The painter Léon Lhermitte's son, Charles Lhermitte started to practise photography at the beginning of the 20th century and stopped in the 1920's.
Although a member of the pictorialist movement, he always remained a dilettante.
Charles Lhermitte's manner was influenced more by naturalism, which he inherited from his father, than by symbolism which constituted the bloom of pictorialism. He generally preferred a clear definition rather than the soft focus valued so much by the followers of the latter movement. Besides, he remained faithful to the processes that demanded a number of technical "manipulations" , assimilating the photographic picture with a drawing, like the technique of gold chlorate or the oil translation.

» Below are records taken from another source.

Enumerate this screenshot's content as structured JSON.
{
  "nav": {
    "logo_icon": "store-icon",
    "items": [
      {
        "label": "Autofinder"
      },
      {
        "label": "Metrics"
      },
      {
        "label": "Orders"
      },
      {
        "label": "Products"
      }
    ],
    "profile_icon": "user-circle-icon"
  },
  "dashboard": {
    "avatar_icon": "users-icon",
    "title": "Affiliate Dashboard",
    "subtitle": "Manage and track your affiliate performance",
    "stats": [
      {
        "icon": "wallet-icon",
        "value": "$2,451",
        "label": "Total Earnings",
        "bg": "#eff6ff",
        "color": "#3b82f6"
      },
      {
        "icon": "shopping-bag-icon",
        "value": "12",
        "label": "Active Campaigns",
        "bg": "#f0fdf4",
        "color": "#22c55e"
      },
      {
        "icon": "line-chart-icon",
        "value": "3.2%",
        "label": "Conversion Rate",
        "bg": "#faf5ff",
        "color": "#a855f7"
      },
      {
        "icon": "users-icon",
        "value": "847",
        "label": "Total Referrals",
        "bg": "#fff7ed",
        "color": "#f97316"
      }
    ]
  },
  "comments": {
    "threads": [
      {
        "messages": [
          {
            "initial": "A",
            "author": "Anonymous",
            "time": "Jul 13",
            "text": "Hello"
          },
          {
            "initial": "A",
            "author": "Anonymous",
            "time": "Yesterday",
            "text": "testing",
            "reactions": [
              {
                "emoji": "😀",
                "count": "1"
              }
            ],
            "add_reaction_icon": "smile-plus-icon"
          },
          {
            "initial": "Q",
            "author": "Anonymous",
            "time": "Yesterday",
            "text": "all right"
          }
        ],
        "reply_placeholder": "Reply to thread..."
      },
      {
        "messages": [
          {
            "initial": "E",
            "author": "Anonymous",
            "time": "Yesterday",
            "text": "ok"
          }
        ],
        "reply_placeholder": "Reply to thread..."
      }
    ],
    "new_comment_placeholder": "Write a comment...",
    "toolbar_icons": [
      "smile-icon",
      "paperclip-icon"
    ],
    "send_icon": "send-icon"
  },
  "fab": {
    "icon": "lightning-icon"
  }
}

Without appearing today as a major photographer of the Photo-secession, Charles Lhermitte was nonetheless a sincere and sensitive photographer. Though he sometimes fell victim to the less successful aspects of pictorialist aesthetics, in particular in the fields of the nude and the genre scene, he frequently managed to capture the grace of a figure and the poetry of a landscape.